• _Assignment_: Every entry below is to be retyped exactly as it stands.

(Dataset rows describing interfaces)
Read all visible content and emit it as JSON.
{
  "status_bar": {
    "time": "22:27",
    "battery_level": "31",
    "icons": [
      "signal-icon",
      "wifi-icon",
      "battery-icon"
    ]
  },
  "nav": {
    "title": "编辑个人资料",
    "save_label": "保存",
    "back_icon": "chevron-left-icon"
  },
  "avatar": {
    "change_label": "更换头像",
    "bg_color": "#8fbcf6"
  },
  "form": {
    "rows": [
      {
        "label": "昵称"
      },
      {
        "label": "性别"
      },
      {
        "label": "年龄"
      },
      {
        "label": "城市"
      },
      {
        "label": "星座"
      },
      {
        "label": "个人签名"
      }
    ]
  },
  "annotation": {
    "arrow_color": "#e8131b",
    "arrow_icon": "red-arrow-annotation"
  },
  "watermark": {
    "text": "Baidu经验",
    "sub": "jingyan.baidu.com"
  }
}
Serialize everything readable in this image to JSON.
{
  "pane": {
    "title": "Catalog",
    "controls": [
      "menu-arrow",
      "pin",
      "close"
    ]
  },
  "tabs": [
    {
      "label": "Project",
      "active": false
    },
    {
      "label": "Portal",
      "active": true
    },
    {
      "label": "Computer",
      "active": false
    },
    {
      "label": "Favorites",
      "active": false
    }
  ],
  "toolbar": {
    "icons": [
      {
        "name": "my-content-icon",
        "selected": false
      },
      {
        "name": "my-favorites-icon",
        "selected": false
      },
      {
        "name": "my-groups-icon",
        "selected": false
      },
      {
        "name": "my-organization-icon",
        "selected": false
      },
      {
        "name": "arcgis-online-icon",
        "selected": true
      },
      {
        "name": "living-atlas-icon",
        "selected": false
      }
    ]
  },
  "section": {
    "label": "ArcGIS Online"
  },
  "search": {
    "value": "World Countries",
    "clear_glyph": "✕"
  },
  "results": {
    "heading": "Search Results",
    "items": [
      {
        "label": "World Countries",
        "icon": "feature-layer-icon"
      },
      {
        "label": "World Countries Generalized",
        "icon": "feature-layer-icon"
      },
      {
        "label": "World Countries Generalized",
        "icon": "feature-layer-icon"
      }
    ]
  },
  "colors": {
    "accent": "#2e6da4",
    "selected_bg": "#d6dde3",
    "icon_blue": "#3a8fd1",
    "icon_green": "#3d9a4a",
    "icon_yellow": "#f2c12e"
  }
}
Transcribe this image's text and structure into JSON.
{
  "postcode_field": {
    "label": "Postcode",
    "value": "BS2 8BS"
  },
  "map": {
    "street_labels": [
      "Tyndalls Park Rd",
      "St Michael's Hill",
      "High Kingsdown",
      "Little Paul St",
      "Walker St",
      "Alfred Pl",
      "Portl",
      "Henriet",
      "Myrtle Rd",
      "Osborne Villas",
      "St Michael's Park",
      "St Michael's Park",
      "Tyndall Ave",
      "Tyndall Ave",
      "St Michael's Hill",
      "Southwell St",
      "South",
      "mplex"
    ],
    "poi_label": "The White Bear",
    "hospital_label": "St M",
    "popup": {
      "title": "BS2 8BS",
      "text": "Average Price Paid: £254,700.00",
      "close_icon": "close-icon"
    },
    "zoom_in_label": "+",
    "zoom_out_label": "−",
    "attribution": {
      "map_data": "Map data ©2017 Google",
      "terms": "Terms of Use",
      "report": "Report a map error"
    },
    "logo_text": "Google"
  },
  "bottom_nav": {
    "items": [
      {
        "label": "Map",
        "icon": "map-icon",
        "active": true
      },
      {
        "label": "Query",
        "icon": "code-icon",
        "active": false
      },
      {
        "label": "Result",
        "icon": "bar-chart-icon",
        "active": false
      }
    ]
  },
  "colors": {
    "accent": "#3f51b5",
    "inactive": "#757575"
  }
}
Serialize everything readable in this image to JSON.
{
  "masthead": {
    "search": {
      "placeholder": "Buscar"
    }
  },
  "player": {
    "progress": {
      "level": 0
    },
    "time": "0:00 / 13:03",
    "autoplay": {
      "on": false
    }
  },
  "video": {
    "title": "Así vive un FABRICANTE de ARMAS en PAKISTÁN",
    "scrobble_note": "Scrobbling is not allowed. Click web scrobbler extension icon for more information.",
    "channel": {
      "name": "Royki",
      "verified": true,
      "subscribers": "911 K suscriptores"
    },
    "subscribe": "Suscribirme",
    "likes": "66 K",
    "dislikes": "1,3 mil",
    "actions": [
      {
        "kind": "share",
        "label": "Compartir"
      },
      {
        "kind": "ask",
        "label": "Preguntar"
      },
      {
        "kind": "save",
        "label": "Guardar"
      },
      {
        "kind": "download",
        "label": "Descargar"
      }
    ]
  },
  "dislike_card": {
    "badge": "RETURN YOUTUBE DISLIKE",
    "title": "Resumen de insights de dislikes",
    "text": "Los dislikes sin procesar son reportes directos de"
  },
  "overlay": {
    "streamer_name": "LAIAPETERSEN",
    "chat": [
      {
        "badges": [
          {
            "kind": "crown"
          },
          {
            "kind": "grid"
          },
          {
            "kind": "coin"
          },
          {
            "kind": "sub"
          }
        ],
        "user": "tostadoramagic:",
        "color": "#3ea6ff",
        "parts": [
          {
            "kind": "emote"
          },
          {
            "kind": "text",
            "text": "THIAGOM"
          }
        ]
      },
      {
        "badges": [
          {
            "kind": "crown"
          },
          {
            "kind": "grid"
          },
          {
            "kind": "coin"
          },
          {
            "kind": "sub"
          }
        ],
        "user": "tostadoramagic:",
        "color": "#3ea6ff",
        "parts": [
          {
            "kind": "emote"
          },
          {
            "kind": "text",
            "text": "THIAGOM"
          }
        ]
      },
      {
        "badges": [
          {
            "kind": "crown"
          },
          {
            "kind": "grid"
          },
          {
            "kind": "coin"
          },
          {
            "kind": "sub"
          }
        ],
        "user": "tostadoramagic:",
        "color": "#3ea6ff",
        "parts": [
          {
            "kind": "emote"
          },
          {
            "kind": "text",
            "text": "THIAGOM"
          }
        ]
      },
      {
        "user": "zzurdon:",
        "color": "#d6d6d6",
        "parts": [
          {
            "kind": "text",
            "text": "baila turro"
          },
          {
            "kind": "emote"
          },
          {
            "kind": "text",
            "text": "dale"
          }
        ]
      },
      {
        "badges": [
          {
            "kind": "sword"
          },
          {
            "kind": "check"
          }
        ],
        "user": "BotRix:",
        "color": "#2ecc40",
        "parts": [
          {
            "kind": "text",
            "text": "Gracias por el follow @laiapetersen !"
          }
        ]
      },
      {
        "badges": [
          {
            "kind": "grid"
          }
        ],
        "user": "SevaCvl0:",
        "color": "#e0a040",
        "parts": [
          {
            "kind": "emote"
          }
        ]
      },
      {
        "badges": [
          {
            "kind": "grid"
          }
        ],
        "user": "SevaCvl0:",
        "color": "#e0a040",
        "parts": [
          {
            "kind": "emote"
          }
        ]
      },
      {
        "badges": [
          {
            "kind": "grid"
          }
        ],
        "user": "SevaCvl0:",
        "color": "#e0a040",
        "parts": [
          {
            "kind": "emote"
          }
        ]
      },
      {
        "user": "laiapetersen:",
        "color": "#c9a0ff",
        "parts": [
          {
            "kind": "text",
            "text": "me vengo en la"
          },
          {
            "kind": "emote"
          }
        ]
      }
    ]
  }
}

• _Response to the task_:
Read all visible content and emit it as JSON.
{
  "status_bar": {
    "time": "22:27",
    "battery_level": "31",
    "icons": [
      "signal-icon",
      "wifi-icon",
      "battery-icon"
    ]
  },
  "nav": {
    "title": "编辑个人资料",
    "save_label": "保存",
    "back_icon": "chevron-left-icon"
  },
  "avatar": {
    "change_label": "更换头像",
    "bg_color": "#8fbcf6"
  },
  "form": {
    "rows": [
      {
        "label": "昵称"
      },
      {
        "label": "性别"
      },
      {
        "label": "年龄"
      },
      {
        "label": "城市"
      },
      {
        "label": "星座"
      },
      {
        "label": "个人签名"
      }
    ]
  },
  "annotation": {
    "arrow_color": "#e8131b",
    "arrow_icon": "red-arrow-annotation"
  },
  "watermark": {
    "text": "Baidu经验",
    "sub": "jingyan.baidu.com"
  }
}
Serialize everything readable in this image to JSON.
{
  "pane": {
    "title": "Catalog",
    "controls": [
      "menu-arrow",
      "pin",
      "close"
    ]
  },
  "tabs": [
    {
      "label": "Project",
      "active": false
    },
    {
      "label": "Portal",
      "active": true
    },
    {
      "label": "Computer",
      "active": false
    },
    {
      "label": "Favorites",
      "active": false
    }
  ],
  "toolbar": {
    "icons": [
      {
        "name": "my-content-icon",
        "selected": false
      },
      {
        "name": "my-favorites-icon",
        "selected": false
      },
      {
        "name": "my-groups-icon",
        "selected": false
      },
      {
        "name": "my-organization-icon",
        "selected": false
      },
      {
        "name": "arcgis-online-icon",
        "selected": true
      },
      {
        "name": "living-atlas-icon",
        "selected": false
      }
    ]
  },
  "section": {
    "label": "ArcGIS Online"
  },
  "search": {
    "value": "World Countries",
    "clear_glyph": "✕"
  },
  "results": {
    "heading": "Search Results",
    "items": [
      {
        "label": "World Countries",
        "icon": "feature-layer-icon"
      },
      {
        "label": "World Countries Generalized",
        "icon": "feature-layer-icon"
      },
      {
        "label": "World Countries Generalized",
        "icon": "feature-layer-icon"
      }
    ]
  },
  "colors": {
    "accent": "#2e6da4",
    "selected_bg": "#d6dde3",
    "icon_blue": "#3a8fd1",
    "icon_green": "#3d9a4a",
    "icon_yellow": "#f2c12e"
  }
}
Transcribe this image's text and structure into JSON.
{
  "postcode_field": {
    "label": "Postcode",
    "value": "BS2 8BS"
  },
  "map": {
    "street_labels": [
      "Tyndalls Park Rd",
      "St Michael's Hill",
      "High Kingsdown",
      "Little Paul St",
      "Walker St",
      "Alfred Pl",
      "Portl",
      "Henriet",
      "Myrtle Rd",
      "Osborne Villas",
      "St Michael's Park",
      "St Michael's Park",
      "Tyndall Ave",
      "Tyndall Ave",
      "St Michael's Hill",
      "Southwell St",
      "South",
      "mplex"
    ],
    "poi_label": "The White Bear",
    "hospital_label": "St M",
    "popup": {
      "title": "BS2 8BS",
      "text": "Average Price Paid: £254,700.00",
      "close_icon": "close-icon"
    },
    "zoom_in_label": "+",
    "zoom_out_label": "−",
    "attribution": {
      "map_data": "Map data ©2017 Google",
      "terms": "Terms of Use",
      "report": "Report a map error"
    },
    "logo_text": "Google"
  },
  "bottom_nav": {
    "items": [
      {
        "label": "Map",
        "icon": "map-icon",
        "active": true
      },
      {
        "label": "Query",
        "icon": "code-icon",
        "active": false
      },
      {
        "label": "Result",
        "icon": "bar-chart-icon",
        "active": false
      }
    ]
  },
  "colors": {
    "accent": "#3f51b5",
    "inactive": "#757575"
  }
}
Serialize everything readable in this image to JSON.
{
  "masthead": {
    "search": {
      "placeholder": "Buscar"
    }
  },
  "player": {
    "progress": {
      "level": 0
    },
    "time": "0:00 / 13:03",
    "autoplay": {
      "on": false
    }
  },
  "video": {
    "title": "Así vive un FABRICANTE de ARMAS en PAKISTÁN",
    "scrobble_note": "Scrobbling is not allowed. Click web scrobbler extension icon for more information.",
    "channel": {
      "name": "Royki",
      "verified": true,
      "subscribers": "911 K suscriptores"
    },
    "subscribe": "Suscribirme",
    "likes": "66 K",
    "dislikes": "1,3 mil",
    "actions": [
      {
        "kind": "share",
        "label": "Compartir"
      },
      {
        "kind": "ask",
        "label": "Preguntar"
      },
      {
        "kind": "save",
        "label": "Guardar"
      },
      {
        "kind": "download",
        "label": "Descargar"
      }
    ]
  },
  "dislike_card": {
    "badge": "RETURN YOUTUBE DISLIKE",
    "title": "Resumen de insights de dislikes",
    "text": "Los dislikes sin procesar son reportes directos de"
  },
  "overlay": {
    "streamer_name": "LAIAPETERSEN",
    "chat": [
      {
        "badges": [
          {
            "kind": "crown"
          },
          {
            "kind": "grid"
          },
          {
            "kind": "coin"
          },
          {
            "kind": "sub"
          }
        ],
        "user": "tostadoramagic:",
        "color": "#3ea6ff",
        "parts": [
          {
            "kind": "emote"
          },
          {
            "kind": "text",
            "text": "THIAGOM"
          }
        ]
      },
      {
        "badges": [
          {
            "kind": "crown"
          },
          {
            "kind": "grid"
          },
          {
            "kind": "coin"
          },
          {
            "kind": "sub"
          }
        ],
        "user": "tostadoramagic:",
        "color": "#3ea6ff",
        "parts": [
          {
            "kind": "emote"
          },
          {
            "kind": "text",
            "text": "THIAGOM"
          }
        ]
      },
      {
        "badges": [
          {
            "kind": "crown"
          },
          {
            "kind": "grid"
          },
          {
            "kind": "coin"
          },
          {
            "kind": "sub"
          }
        ],
        "user": "tostadoramagic:",
        "color": "#3ea6ff",
        "parts": [
          {
            "kind": "emote"
          },
          {
            "kind": "text",
            "text": "THIAGOM"
          }
        ]
      },
      {
        "user": "zzurdon:",
        "color": "#d6d6d6",
        "parts": [
          {
            "kind": "text",
            "text": "baila turro"
          },
          {
            "kind": "emote"
          },
          {
            "kind": "text",
            "text": "dale"
          }
        ]
      },
      {
        "badges": [
          {
            "kind": "sword"
          },
          {
            "kind": "check"
          }
        ],
        "user": "BotRix:",
        "color": "#2ecc40",
        "parts": [
          {
            "kind": "text",
            "text": "Gracias por el follow @laiapetersen !"
          }
        ]
      },
      {
        "badges": [
          {
            "kind": "grid"
          }
        ],
        "user": "SevaCvl0:",
        "color": "#e0a040",
        "parts": [
          {
            "kind": "emote"
          }
        ]
      },
      {
        "badges": [
          {
            "kind": "grid"
          }
        ],
        "user": "SevaCvl0:",
        "color": "#e0a040",
        "parts": [
          {
            "kind": "emote"
          }
        ]
      },
      {
        "badges": [
          {
            "kind": "grid"
          }
        ],
        "user": "SevaCvl0:",
        "color": "#e0a040",
        "parts": [
          {
            "kind": "emote"
          }
        ]
      },
      {
        "user": "laiapetersen:",
        "color": "#c9a0ff",
        "parts": [
          {
            "kind": "text",
            "text": "me vengo en la"
          },
          {
            "kind": "emote"
          }
        ]
      }
    ]
  }
}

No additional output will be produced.